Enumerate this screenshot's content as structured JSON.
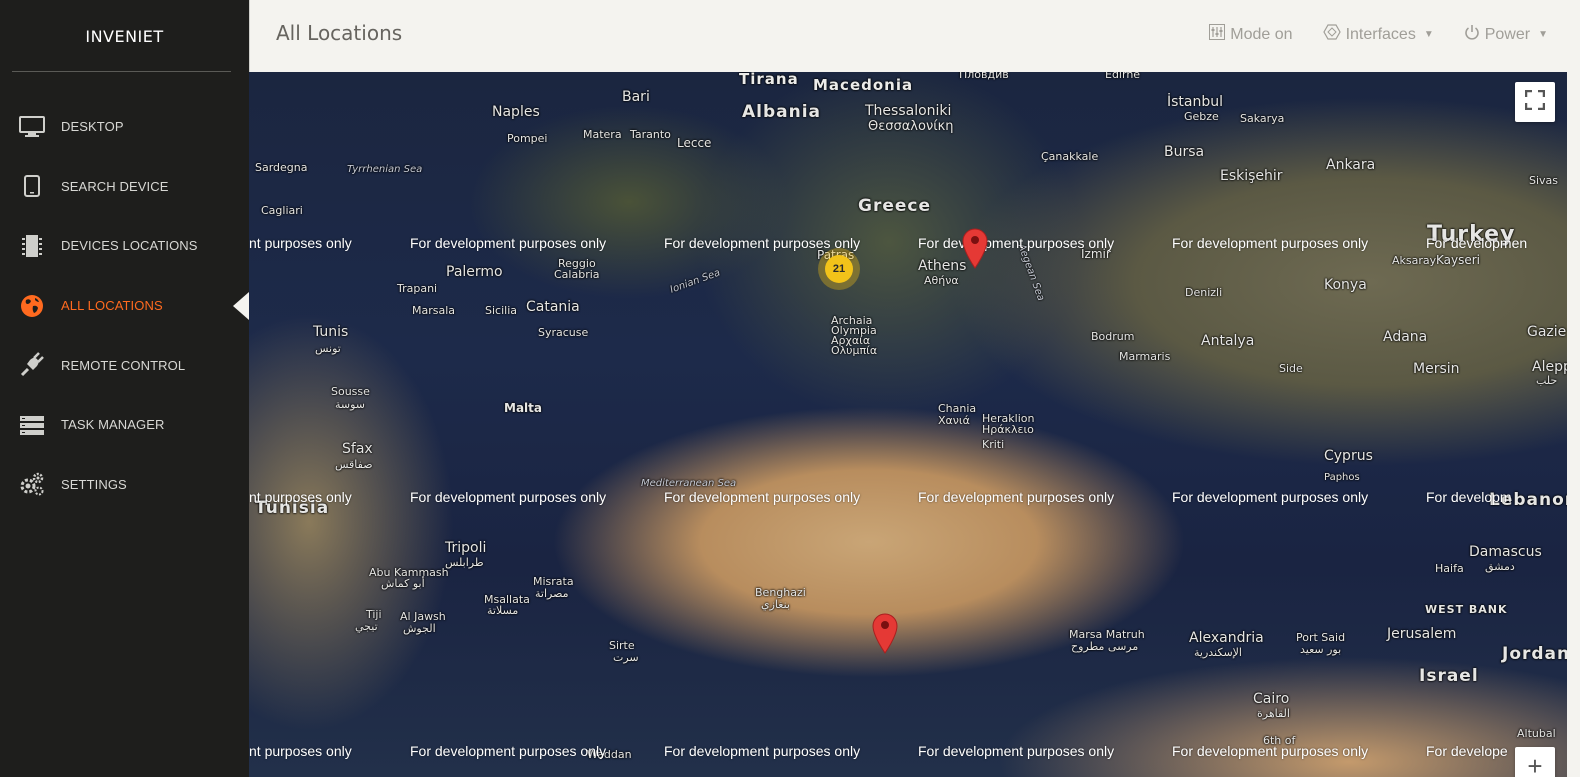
{
  "app": {
    "brand": "INVENIET"
  },
  "sidebar": {
    "items": [
      {
        "label": "DESKTOP",
        "icon": "monitor-icon",
        "active": false
      },
      {
        "label": "SEARCH DEVICE",
        "icon": "tablet-icon",
        "active": false
      },
      {
        "label": "DEVICES LOCATIONS",
        "icon": "chip-icon",
        "active": false
      },
      {
        "label": "ALL LOCATIONS",
        "icon": "globe-icon",
        "active": true
      },
      {
        "label": "REMOTE CONTROL",
        "icon": "plug-icon",
        "active": false
      },
      {
        "label": "TASK MANAGER",
        "icon": "server-icon",
        "active": false
      },
      {
        "label": "SETTINGS",
        "icon": "gears-icon",
        "active": false
      }
    ]
  },
  "header": {
    "title": "All Locations",
    "mode_label": "Mode on",
    "interfaces_label": "Interfaces",
    "power_label": "Power"
  },
  "map": {
    "watermark_text": "For development purposes only",
    "watermark_fragment_left": "nt purposes only",
    "watermark_fragment_right": "For developmen",
    "watermark_fragment_right_2": "For developm",
    "watermark_fragment_right_3": "For develope",
    "cluster_count": "21",
    "zoom_in_label": "+",
    "places": {
      "tirana": "Tirana",
      "macedonia": "Macedonia",
      "plovdiv": "Пловдив",
      "edirne": "Edirne",
      "naples": "Naples",
      "bari": "Bari",
      "albania": "Albania",
      "thessaloniki": "Thessaloniki",
      "thessaloniki_gr": "Θεσσαλονίκη",
      "istanbul": "İstanbul",
      "gebze": "Gebze",
      "sakarya": "Sakarya",
      "pompei": "Pompei",
      "matera": "Matera",
      "taranto": "Taranto",
      "lecce": "Lecce",
      "canakkale": "Çanakkale",
      "bursa": "Bursa",
      "ankara": "Ankara",
      "sardegna": "Sardegna",
      "tyrrhenian": "Tyrrhenian Sea",
      "eskisehir": "Eskişehir",
      "sivas": "Sivas",
      "greece": "Greece",
      "cagliari": "Cagliari",
      "turkey": "Turkey",
      "patras": "Patras",
      "athens": "Athens",
      "athens_gr": "Αθήνα",
      "izmir": "İzmir",
      "aksaray": "Aksaray",
      "kayseri": "Kayseri",
      "palermo": "Palermo",
      "reggio": "Reggio",
      "calabria": "Calabria",
      "ionian": "Ionian Sea",
      "aegean": "Aegean Sea",
      "trapani": "Trapani",
      "catania": "Catania",
      "denizli": "Denizli",
      "konya": "Konya",
      "marsala": "Marsala",
      "sicilia": "Sicilia",
      "syracuse": "Syracuse",
      "archaia": "Archaia",
      "olympia": "Olympia",
      "archaia_gr": "Αρχαία",
      "olympia_gr": "Ολυμπία",
      "tunis": "Tunis",
      "tunis_ar": "تونس",
      "bodrum": "Bodrum",
      "antalya": "Antalya",
      "adana": "Adana",
      "gazie": "Gazie",
      "marmaris": "Marmaris",
      "side": "Side",
      "mersin": "Mersin",
      "aleppo": "Aleppo",
      "aleppo_ar": "حلب",
      "sousse": "Sousse",
      "sousse_ar": "سوسة",
      "malta": "Malta",
      "chania": "Chania",
      "chania_gr": "Χανιά",
      "heraklion": "Heraklion",
      "heraklion_gr": "Ηράκλειο",
      "kriti": "Kriti",
      "sfax": "Sfax",
      "sfax_ar": "صفاقس",
      "cyprus": "Cyprus",
      "paphos": "Paphos",
      "tunisia": "Tunisia",
      "mediterranean": "Mediterranean Sea",
      "lebanon": "Lebanon",
      "tripoli": "Tripoli",
      "tripoli_ar": "طرابلس",
      "damascus": "Damascus",
      "damascus_ar": "دمشق",
      "abukammash": "Abu Kammash",
      "abukammash_ar": "أبو كماش",
      "misrata": "Misrata",
      "misrata_ar": "مصراتة",
      "haifa": "Haifa",
      "alexandria": "Alexandria",
      "alexandria_ar": "الإسكندرية",
      "benghazi": "Benghazi",
      "benghazi_ar": "بنغازي",
      "westbank": "WEST BANK",
      "jerusalem": "Jerusalem",
      "tiji": "Tiji",
      "tiji_ar": "تيجي",
      "aljawsh": "Al Jawsh",
      "aljawsh_ar": "الجوش",
      "msallata": "Msallata",
      "msallata_ar": "مسلاتة",
      "marsamatruh": "Marsa Matruh",
      "marsamatruh_ar": "مرسى مطروح",
      "portsaid": "Port Said",
      "portsaid_ar": "بور سعيد",
      "sirte": "Sirte",
      "sirte_ar": "سرت",
      "israel": "Israel",
      "jordan": "Jordan",
      "cairo": "Cairo",
      "cairo_ar": "القاهرة",
      "sixthof": "6th of",
      "altubai": "Altubal",
      "waddan": "Waddan"
    }
  }
}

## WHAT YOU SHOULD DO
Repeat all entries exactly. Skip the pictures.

## ANSWER TO THIS PROBLEM
Enumerate this screenshot's content as structured JSON.
{
  "app": {
    "brand": "INVENIET"
  },
  "sidebar": {
    "items": [
      {
        "label": "DESKTOP",
        "icon": "monitor-icon",
        "active": false
      },
      {
        "label": "SEARCH DEVICE",
        "icon": "tablet-icon",
        "active": false
      },
      {
        "label": "DEVICES LOCATIONS",
        "icon": "chip-icon",
        "active": false
      },
      {
        "label": "ALL LOCATIONS",
        "icon": "globe-icon",
        "active": true
      },
      {
        "label": "REMOTE CONTROL",
        "icon": "plug-icon",
        "active": false
      },
      {
        "label": "TASK MANAGER",
        "icon": "server-icon",
        "active": false
      },
      {
        "label": "SETTINGS",
        "icon": "gears-icon",
        "active": false
      }
    ]
  },
  "header": {
    "title": "All Locations",
    "mode_label": "Mode on",
    "interfaces_label": "Interfaces",
    "power_label": "Power"
  },
  "map": {
    "watermark_text": "For development purposes only",
    "watermark_fragment_left": "nt purposes only",
    "watermark_fragment_right": "For developmen",
    "watermark_fragment_right_2": "For developm",
    "watermark_fragment_right_3": "For develope",
    "cluster_count": "21",
    "zoom_in_label": "+",
    "places": {
      "tirana": "Tirana",
      "macedonia": "Macedonia",
      "plovdiv": "Пловдив",
      "edirne": "Edirne",
      "naples": "Naples",
      "bari": "Bari",
      "albania": "Albania",
      "thessaloniki": "Thessaloniki",
      "thessaloniki_gr": "Θεσσαλονίκη",
      "istanbul": "İstanbul",
      "gebze": "Gebze",
      "sakarya": "Sakarya",
      "pompei": "Pompei",
      "matera": "Matera",
      "taranto": "Taranto",
      "lecce": "Lecce",
      "canakkale": "Çanakkale",
      "bursa": "Bursa",
      "ankara": "Ankara",
      "sardegna": "Sardegna",
      "tyrrhenian": "Tyrrhenian Sea",
      "eskisehir": "Eskişehir",
      "sivas": "Sivas",
      "greece": "Greece",
      "cagliari": "Cagliari",
      "turkey": "Turkey",
      "patras": "Patras",
      "athens": "Athens",
      "athens_gr": "Αθήνα",
      "izmir": "İzmir",
      "aksaray": "Aksaray",
      "kayseri": "Kayseri",
      "palermo": "Palermo",
      "reggio": "Reggio",
      "calabria": "Calabria",
      "ionian": "Ionian Sea",
      "aegean": "Aegean Sea",
      "trapani": "Trapani",
      "catania": "Catania",
      "denizli": "Denizli",
      "konya": "Konya",
      "marsala": "Marsala",
      "sicilia": "Sicilia",
      "syracuse": "Syracuse",
      "archaia": "Archaia",
      "olympia": "Olympia",
      "archaia_gr": "Αρχαία",
      "olympia_gr": "Ολυμπία",
      "tunis": "Tunis",
      "tunis_ar": "تونس",
      "bodrum": "Bodrum",
      "antalya": "Antalya",
      "adana": "Adana",
      "gazie": "Gazie",
      "marmaris": "Marmaris",
      "side": "Side",
      "mersin": "Mersin",
      "aleppo": "Aleppo",
      "aleppo_ar": "حلب",
      "sousse": "Sousse",
      "sousse_ar": "سوسة",
      "malta": "Malta",
      "chania": "Chania",
      "chania_gr": "Χανιά",
      "heraklion": "Heraklion",
      "heraklion_gr": "Ηράκλειο",
      "kriti": "Kriti",
      "sfax": "Sfax",
      "sfax_ar": "صفاقس",
      "cyprus": "Cyprus",
      "paphos": "Paphos",
      "tunisia": "Tunisia",
      "mediterranean": "Mediterranean Sea",
      "lebanon": "Lebanon",
      "tripoli": "Tripoli",
      "tripoli_ar": "طرابلس",
      "damascus": "Damascus",
      "damascus_ar": "دمشق",
      "abukammash": "Abu Kammash",
      "abukammash_ar": "أبو كماش",
      "misrata": "Misrata",
      "misrata_ar": "مصراتة",
      "haifa": "Haifa",
      "alexandria": "Alexandria",
      "alexandria_ar": "الإسكندرية",
      "benghazi": "Benghazi",
      "benghazi_ar": "بنغازي",
      "westbank": "WEST BANK",
      "jerusalem": "Jerusalem",
      "tiji": "Tiji",
      "tiji_ar": "تيجي",
      "aljawsh": "Al Jawsh",
      "aljawsh_ar": "الجوش",
      "msallata": "Msallata",
      "msallata_ar": "مسلاتة",
      "marsamatruh": "Marsa Matruh",
      "marsamatruh_ar": "مرسى مطروح",
      "portsaid": "Port Said",
      "portsaid_ar": "بور سعيد",
      "sirte": "Sirte",
      "sirte_ar": "سرت",
      "israel": "Israel",
      "jordan": "Jordan",
      "cairo": "Cairo",
      "cairo_ar": "القاهرة",
      "sixthof": "6th of",
      "altubai": "Altubal",
      "waddan": "Waddan"
    }
  }
}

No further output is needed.